Yet there are no plans to build the LAND_e itself. Instead, these innovations will be introduced into nearly all its models in 2008 or 2009. Some, such as the most expensive Freelanders, Discoveries and Range Rovers, will benefit most. All their diesel engines, for instance, will be able to run on bio-diesel.
But it will take at least two years before the first "green" Land Rover - the smallest of its models, the Freelander - rolls off the assembly line. Today, there is only one 4x4 on the market that can claim to be moderately green, the Lexus RS400h, which uses a hybrid petrol/battery-powered engine. Yet it comes in at only 35 miles per gallon - a figure no better than the conventionally powered Freelander.
If more radical solutions are to be found, and a popular green car finally to be brought to market, then Mr Brown and his biker friend Mr Ladyman will need to do far more to promote green fuels by dramatically cutting the cost of climate-friendly bio-fuels made from renewal crops like sugar beet or oilseed rape.
The Swedish car-maker Saab unveiled its climate-friendly 9-5 BioPower saloon earlier this year. It can run on pure plant-based bioethanol. As yet there are 10 places in the UK where this fuel can be bought, all in rural areas. The fuel is only slightly cheaper than unleaded and uses up to 30 per cent more bioethanol than unleaded petrol.
But there is one sobering fact for the green lobby to absorb. The Chancellor's new strategy may be shrewder than many people realise. Because of the failure of car-makers to build truly green mass-market cars, as yet there are no cars on sale that qualify for the zero-rated vehicle excise duty. None.
There is a big gap in the market. The technology exists to fill it. Now somebody just has to find the will.

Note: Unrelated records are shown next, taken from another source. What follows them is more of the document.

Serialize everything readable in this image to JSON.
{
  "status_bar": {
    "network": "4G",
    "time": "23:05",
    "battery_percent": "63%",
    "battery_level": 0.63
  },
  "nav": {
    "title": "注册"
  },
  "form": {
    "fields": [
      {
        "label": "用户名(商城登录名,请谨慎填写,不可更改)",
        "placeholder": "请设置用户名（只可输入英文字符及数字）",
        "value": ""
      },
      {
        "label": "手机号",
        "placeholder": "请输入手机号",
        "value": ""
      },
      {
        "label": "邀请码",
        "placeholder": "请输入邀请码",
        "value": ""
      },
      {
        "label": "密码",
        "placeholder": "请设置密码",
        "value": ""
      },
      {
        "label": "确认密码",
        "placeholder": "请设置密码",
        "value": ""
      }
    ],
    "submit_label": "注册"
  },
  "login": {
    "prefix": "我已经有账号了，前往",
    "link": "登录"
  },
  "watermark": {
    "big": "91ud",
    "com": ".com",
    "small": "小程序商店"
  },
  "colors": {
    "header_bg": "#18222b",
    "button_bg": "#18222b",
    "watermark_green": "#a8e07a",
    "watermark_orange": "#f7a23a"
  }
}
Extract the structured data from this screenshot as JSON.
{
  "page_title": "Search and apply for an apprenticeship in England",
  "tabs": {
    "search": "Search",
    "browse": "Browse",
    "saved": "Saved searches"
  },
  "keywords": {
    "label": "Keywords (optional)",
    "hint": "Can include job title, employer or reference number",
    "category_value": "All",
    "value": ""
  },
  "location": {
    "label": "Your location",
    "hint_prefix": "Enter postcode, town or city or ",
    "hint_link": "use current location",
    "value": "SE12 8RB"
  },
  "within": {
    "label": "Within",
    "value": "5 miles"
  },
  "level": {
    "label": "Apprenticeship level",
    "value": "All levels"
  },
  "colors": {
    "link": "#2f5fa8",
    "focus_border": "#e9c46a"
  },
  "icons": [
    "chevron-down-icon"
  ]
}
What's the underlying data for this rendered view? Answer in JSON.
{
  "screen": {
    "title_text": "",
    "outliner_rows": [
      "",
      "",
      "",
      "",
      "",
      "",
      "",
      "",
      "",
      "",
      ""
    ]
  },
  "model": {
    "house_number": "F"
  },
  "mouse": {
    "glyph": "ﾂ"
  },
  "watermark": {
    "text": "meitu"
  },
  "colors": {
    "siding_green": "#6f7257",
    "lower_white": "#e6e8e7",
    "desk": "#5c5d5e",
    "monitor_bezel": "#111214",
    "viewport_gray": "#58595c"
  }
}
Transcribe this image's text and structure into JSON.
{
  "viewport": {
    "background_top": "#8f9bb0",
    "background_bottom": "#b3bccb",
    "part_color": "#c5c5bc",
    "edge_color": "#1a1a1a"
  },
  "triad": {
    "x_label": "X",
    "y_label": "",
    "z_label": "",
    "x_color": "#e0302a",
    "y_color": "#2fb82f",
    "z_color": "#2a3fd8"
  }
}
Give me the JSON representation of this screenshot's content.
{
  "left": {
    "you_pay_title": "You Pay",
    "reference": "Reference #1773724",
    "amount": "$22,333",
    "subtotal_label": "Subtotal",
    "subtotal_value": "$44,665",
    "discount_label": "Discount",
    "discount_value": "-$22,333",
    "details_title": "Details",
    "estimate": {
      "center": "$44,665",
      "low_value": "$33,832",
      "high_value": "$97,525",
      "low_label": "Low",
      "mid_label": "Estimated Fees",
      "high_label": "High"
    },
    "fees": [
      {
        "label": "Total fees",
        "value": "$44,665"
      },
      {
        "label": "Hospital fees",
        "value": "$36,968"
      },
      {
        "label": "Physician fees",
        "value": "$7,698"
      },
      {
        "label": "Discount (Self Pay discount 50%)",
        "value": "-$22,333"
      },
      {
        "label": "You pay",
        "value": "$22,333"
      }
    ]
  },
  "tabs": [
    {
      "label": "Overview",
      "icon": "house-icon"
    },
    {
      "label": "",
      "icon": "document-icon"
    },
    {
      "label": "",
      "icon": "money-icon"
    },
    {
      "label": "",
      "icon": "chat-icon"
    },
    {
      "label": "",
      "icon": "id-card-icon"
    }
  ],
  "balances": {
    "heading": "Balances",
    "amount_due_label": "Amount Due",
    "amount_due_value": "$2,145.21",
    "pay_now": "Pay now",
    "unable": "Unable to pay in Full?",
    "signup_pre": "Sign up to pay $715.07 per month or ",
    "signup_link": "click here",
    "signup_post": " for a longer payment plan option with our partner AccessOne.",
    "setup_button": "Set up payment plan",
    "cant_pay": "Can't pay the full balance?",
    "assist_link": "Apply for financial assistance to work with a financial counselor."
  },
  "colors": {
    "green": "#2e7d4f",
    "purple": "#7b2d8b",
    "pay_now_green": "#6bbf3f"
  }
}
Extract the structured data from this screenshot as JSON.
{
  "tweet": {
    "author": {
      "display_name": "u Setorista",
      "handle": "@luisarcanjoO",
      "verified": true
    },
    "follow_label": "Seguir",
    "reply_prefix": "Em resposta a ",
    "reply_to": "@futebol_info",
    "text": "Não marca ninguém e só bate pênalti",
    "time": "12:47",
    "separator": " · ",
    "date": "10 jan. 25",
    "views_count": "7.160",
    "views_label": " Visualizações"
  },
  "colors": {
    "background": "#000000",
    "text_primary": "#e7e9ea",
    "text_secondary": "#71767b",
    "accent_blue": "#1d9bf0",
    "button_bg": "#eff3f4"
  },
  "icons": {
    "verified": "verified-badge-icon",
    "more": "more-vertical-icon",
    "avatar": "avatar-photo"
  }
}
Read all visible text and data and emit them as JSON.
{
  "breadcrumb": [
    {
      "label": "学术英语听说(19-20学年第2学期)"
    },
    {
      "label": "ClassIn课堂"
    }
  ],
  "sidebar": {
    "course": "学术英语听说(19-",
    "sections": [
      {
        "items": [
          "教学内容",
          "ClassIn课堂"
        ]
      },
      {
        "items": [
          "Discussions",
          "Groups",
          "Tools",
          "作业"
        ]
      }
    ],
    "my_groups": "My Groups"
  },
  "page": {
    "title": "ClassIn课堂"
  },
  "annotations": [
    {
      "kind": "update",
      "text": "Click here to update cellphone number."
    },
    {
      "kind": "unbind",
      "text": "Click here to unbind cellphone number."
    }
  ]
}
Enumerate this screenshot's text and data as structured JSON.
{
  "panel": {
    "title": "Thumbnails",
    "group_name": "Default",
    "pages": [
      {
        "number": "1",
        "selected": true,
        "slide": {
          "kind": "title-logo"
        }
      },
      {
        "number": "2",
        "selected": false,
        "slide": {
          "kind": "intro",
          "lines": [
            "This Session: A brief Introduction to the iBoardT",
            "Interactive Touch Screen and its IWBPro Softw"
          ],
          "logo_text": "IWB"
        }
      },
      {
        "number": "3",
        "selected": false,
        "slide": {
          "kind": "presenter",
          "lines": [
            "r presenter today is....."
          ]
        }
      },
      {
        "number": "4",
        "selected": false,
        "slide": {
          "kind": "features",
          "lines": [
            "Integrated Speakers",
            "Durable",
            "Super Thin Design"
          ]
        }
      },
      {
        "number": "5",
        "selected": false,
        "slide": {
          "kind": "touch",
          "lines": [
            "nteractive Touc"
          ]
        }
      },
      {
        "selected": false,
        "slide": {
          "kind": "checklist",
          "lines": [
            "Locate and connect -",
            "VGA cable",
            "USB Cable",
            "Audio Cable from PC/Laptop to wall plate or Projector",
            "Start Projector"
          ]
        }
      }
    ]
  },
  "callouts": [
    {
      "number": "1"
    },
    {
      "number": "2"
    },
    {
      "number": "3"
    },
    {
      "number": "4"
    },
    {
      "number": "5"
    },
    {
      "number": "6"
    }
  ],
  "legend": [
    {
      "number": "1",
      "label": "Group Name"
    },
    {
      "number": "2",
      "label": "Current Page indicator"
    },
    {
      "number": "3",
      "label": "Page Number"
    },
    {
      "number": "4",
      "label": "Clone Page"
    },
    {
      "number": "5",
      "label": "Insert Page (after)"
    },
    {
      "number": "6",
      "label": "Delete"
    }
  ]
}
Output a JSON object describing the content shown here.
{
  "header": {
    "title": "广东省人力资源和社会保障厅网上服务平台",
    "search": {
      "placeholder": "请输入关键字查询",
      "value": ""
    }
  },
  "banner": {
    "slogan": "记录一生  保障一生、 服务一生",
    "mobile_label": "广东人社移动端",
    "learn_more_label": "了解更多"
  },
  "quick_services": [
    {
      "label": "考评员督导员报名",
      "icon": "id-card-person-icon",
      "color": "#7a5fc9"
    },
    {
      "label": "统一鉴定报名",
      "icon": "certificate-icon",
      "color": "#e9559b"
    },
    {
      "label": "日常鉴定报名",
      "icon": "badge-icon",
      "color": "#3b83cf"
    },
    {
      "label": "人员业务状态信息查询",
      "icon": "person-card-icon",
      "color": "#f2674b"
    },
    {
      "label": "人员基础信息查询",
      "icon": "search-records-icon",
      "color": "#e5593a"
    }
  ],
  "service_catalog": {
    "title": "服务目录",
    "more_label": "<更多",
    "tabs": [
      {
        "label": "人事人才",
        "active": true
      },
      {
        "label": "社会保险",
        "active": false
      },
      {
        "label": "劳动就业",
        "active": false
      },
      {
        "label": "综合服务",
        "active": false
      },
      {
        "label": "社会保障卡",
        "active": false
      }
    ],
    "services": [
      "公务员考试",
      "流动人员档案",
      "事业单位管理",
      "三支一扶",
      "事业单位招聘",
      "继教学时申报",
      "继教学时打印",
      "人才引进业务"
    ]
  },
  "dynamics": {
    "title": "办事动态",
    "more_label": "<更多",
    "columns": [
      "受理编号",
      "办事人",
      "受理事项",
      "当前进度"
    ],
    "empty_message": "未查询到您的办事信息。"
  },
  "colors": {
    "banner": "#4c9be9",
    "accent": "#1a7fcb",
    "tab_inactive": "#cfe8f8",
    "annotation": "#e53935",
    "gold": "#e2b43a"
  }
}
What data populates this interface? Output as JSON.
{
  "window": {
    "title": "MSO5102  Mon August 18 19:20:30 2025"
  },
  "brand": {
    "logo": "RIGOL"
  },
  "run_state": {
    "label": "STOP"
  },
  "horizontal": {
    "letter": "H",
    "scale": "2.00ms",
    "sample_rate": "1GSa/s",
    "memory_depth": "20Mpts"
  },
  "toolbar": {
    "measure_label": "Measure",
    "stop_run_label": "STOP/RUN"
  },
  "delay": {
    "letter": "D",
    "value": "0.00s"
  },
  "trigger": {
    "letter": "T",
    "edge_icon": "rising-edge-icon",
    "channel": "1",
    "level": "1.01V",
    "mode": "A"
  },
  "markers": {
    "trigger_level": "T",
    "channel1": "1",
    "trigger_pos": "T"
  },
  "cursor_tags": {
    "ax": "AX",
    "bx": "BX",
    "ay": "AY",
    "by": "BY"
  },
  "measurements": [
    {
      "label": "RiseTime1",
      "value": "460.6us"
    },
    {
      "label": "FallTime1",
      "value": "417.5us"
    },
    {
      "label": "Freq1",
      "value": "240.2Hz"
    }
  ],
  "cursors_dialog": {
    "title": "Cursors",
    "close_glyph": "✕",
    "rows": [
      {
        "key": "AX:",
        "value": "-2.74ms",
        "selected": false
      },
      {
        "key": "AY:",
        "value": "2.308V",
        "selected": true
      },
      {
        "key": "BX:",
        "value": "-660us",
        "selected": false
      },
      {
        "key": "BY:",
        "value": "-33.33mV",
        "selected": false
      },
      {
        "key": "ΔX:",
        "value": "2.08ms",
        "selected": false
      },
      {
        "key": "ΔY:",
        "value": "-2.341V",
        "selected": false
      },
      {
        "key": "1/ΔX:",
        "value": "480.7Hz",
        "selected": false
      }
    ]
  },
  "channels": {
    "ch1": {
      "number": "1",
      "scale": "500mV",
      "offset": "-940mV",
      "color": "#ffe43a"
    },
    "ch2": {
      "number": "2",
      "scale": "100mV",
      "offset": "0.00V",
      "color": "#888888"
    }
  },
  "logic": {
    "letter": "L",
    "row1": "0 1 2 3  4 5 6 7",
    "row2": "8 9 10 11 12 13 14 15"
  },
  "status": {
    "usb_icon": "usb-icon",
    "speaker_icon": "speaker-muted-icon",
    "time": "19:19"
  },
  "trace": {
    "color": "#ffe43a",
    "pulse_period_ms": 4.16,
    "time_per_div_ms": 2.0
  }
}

Motor Mouths: You are what you drive
Wayne Hemingway DRIVES A TOYOTA PRIUS
I think 4x4 drivers must be totally deaf and dumb. You would have to be pretty thick-skinned to be impervious to all the criticism of these gas-guzzlers. Some people just want to be difficult
Jodie Marsh DRIVES AN AUDI TT
I love monster pick-up trucks, but I like all sorts of cars and the one I have now is the best car I've had. It's quick, girly and cute. I love cars but I'm not one of these people that thinks a Ferrari or a Lamborghini is the be-all and end-all
Quentin Willson DRIVES A RANGE ROVER
Every time I go to a petrol pump I worry desperately. I'd love to drive something more efficient. I am very anxious that somebody needs to do something about the cars we drive - and fast
Jeremy Clarkson DRIVES A FORD GT COUPÉ
You may think the reason people spit at 4x4s these days has something to do with Greenland's blanket of ice. It isn't. It's because you're well off
Jodie Kidd DRIVES A MASERATI
I'm a real car enthusiast. Driving is fantastic. It's a lot of fun. I absolutely love it. Cars are just like horses. I learnt as a kid how to keep a horse balanced, so in the car I can corner and steer subconsciouslyReuse content